### Exercise brief
Report how many lines in the data below hold "this", with no other words.

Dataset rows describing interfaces

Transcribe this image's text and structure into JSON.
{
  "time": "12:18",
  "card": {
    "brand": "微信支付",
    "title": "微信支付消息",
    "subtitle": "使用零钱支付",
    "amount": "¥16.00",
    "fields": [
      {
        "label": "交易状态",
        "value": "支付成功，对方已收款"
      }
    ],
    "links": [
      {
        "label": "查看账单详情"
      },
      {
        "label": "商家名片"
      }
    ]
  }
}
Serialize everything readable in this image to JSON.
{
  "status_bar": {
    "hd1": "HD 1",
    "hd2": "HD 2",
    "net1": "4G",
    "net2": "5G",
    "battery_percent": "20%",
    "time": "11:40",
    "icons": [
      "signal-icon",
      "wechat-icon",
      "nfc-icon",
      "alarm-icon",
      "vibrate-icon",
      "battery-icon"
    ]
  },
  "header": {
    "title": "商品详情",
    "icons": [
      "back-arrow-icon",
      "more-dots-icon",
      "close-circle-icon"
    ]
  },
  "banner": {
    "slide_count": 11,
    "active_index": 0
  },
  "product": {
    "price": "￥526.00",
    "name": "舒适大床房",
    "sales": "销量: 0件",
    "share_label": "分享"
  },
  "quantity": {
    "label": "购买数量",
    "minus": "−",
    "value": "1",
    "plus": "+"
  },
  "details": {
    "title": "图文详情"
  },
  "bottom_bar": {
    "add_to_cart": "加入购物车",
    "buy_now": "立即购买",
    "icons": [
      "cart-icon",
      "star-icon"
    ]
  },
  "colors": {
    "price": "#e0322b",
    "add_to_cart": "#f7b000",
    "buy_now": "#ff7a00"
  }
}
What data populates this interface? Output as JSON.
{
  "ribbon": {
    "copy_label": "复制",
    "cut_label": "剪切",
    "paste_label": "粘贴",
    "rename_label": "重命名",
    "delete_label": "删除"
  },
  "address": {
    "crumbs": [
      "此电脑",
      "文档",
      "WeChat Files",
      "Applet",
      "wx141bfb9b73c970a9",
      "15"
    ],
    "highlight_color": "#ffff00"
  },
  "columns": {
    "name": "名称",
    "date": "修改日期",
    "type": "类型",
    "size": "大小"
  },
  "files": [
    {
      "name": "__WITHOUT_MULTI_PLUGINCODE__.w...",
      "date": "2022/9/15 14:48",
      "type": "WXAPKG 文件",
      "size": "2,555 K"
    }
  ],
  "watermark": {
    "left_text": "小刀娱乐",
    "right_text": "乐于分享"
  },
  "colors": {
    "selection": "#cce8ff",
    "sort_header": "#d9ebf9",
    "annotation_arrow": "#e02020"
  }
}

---

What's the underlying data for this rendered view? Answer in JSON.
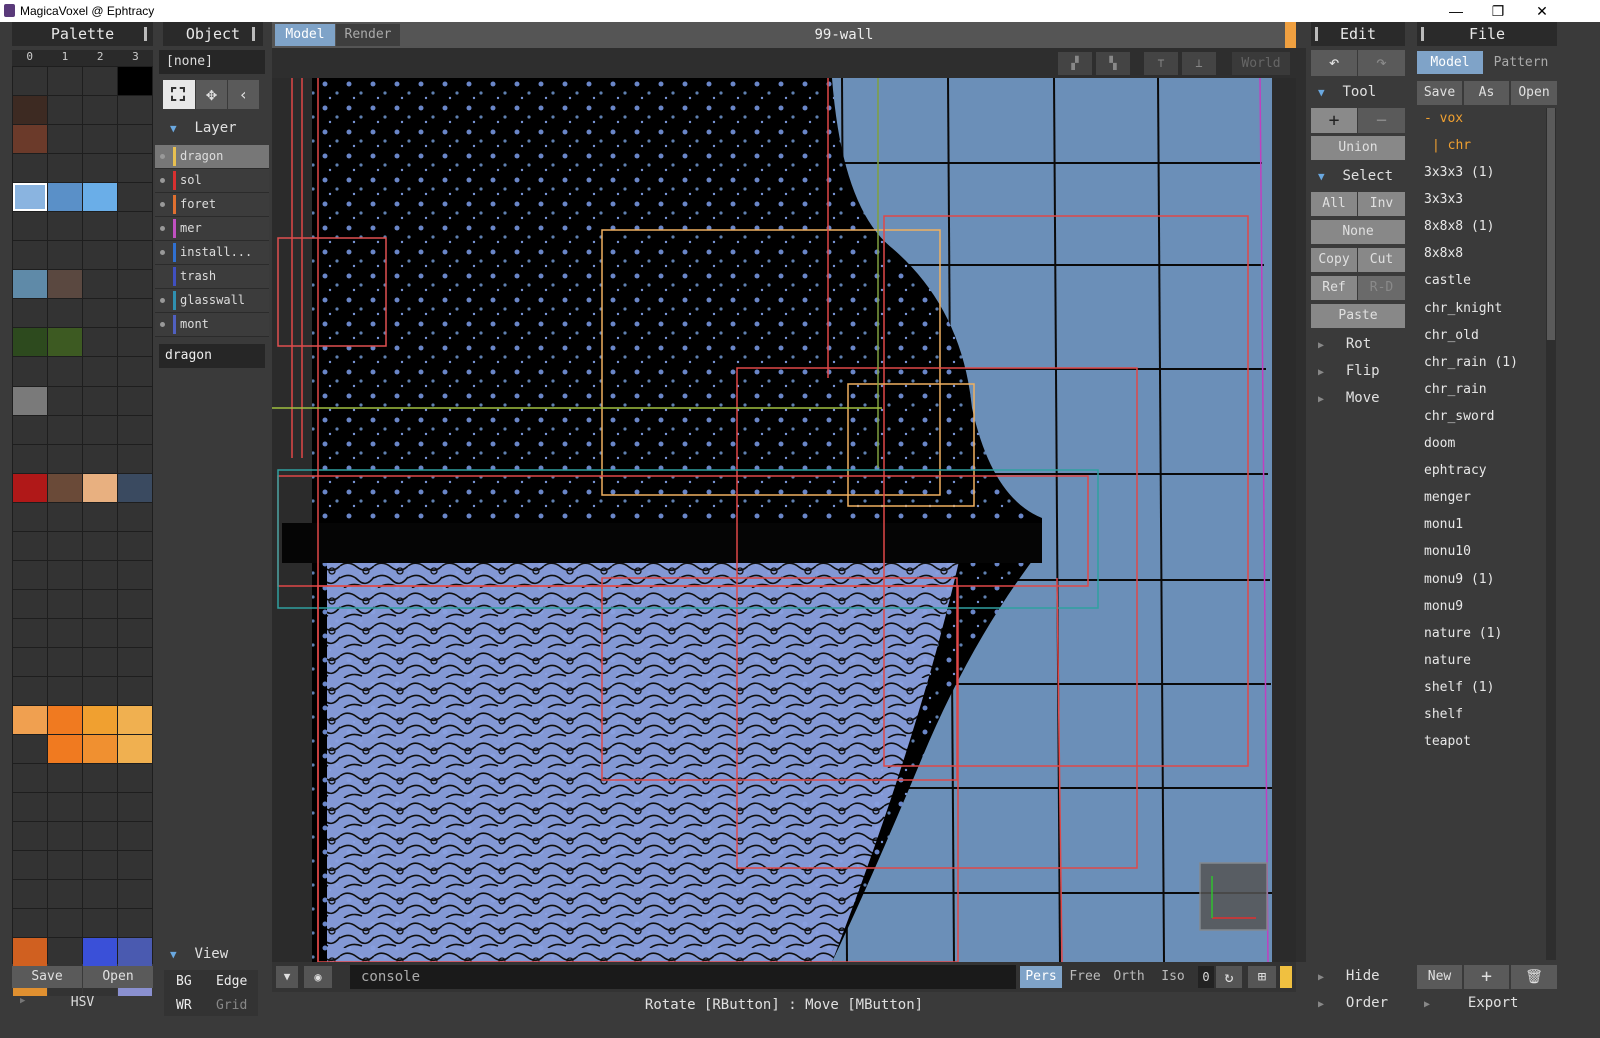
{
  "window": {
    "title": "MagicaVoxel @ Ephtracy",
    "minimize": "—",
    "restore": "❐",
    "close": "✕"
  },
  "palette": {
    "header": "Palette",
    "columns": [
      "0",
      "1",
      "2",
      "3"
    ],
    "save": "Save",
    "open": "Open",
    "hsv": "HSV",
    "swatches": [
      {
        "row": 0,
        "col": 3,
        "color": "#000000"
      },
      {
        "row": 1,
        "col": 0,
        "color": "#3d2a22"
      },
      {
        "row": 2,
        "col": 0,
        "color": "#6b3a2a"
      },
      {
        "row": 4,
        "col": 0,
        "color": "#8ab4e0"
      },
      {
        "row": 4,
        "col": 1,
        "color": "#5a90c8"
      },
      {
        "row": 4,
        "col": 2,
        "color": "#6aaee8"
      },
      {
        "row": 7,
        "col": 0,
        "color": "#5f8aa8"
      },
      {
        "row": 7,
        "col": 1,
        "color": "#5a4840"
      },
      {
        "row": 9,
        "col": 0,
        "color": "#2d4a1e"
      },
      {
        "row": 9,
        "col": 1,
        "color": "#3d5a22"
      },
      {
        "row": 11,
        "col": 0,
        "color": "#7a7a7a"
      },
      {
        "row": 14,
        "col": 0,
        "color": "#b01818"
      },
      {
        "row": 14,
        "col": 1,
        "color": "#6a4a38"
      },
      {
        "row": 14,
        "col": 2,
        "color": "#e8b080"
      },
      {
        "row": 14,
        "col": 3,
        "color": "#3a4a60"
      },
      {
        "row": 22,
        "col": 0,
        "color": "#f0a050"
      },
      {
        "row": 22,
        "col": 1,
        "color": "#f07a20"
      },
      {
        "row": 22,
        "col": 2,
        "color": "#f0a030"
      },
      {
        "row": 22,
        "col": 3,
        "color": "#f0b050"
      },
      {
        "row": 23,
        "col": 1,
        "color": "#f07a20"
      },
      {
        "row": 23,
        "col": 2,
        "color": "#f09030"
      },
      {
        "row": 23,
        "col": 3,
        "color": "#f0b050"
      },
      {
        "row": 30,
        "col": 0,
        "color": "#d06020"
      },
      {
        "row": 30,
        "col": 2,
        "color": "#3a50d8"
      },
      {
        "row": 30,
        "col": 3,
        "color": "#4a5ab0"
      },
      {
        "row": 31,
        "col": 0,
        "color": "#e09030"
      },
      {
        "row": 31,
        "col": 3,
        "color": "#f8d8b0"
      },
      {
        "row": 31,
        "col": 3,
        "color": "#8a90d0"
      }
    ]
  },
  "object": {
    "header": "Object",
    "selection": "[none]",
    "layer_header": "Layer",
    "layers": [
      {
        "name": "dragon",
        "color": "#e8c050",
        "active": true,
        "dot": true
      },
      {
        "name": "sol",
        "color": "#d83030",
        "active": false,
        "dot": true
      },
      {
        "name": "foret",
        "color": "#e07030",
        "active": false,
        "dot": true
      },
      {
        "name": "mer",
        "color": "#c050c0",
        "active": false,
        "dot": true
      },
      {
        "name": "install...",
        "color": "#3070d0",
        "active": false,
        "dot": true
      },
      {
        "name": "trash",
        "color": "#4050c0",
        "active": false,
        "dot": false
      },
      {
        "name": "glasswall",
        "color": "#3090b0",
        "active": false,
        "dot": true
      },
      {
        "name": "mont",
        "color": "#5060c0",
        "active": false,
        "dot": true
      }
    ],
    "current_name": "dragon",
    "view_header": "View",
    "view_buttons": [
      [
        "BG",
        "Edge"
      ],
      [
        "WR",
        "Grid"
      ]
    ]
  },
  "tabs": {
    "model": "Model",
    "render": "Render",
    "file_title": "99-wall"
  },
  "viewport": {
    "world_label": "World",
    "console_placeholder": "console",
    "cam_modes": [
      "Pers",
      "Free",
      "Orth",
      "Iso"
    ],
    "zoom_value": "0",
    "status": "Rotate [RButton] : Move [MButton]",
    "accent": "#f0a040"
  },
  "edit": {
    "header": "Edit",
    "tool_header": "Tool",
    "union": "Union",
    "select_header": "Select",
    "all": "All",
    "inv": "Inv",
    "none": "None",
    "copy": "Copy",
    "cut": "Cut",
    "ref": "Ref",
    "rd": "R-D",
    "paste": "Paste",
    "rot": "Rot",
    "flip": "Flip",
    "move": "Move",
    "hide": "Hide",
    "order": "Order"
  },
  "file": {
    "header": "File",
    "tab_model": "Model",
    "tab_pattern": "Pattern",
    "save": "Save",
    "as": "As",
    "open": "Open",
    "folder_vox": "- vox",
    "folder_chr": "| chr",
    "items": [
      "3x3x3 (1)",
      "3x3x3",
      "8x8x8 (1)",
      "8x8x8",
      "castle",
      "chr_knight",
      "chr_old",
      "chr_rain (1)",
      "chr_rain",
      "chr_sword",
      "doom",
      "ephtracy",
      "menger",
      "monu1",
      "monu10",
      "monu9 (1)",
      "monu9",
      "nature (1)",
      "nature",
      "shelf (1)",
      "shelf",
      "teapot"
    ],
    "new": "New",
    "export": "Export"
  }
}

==

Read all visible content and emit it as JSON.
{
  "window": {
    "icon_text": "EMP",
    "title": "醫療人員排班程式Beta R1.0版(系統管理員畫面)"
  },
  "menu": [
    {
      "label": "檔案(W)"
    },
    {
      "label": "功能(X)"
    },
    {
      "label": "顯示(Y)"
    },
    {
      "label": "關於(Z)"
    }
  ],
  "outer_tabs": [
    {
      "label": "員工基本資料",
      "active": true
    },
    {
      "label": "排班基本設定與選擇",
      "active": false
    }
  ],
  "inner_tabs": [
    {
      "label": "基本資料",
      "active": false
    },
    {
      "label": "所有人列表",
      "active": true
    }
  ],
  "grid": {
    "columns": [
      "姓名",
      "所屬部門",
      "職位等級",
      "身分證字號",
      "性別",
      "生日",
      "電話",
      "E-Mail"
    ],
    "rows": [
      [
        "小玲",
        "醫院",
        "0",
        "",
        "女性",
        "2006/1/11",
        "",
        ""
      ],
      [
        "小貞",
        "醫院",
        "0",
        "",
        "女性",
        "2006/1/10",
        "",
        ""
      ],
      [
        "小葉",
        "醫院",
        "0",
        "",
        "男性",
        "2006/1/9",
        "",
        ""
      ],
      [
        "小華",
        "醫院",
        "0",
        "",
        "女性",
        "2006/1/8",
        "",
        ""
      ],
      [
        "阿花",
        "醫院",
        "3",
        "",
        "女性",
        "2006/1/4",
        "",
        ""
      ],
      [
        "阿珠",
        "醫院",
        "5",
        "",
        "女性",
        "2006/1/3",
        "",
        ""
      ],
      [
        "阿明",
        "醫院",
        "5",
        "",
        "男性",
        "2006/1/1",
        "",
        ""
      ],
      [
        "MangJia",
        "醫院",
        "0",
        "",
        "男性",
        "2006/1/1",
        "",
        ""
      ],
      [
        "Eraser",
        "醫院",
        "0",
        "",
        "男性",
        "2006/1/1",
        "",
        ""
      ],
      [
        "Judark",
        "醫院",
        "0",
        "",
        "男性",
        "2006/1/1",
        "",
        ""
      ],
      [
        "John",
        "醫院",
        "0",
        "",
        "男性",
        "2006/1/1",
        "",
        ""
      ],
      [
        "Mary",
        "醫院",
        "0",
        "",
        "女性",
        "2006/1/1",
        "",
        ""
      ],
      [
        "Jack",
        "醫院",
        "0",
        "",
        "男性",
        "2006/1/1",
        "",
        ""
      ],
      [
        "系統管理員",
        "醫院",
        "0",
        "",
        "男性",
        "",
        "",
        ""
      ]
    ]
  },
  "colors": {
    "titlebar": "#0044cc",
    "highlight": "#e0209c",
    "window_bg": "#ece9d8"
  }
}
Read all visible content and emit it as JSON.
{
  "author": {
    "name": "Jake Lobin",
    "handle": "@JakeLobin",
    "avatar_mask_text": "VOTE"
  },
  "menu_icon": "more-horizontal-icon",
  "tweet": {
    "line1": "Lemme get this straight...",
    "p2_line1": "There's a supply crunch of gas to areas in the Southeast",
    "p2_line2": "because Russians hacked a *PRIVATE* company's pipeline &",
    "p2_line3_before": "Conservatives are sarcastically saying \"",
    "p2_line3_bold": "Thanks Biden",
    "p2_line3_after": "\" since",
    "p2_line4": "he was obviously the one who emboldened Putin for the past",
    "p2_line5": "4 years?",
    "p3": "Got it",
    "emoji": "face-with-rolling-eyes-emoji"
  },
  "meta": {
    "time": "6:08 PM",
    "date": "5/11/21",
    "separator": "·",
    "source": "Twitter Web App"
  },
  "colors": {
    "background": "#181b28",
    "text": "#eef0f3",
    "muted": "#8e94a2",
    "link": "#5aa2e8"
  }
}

### Problem solution
5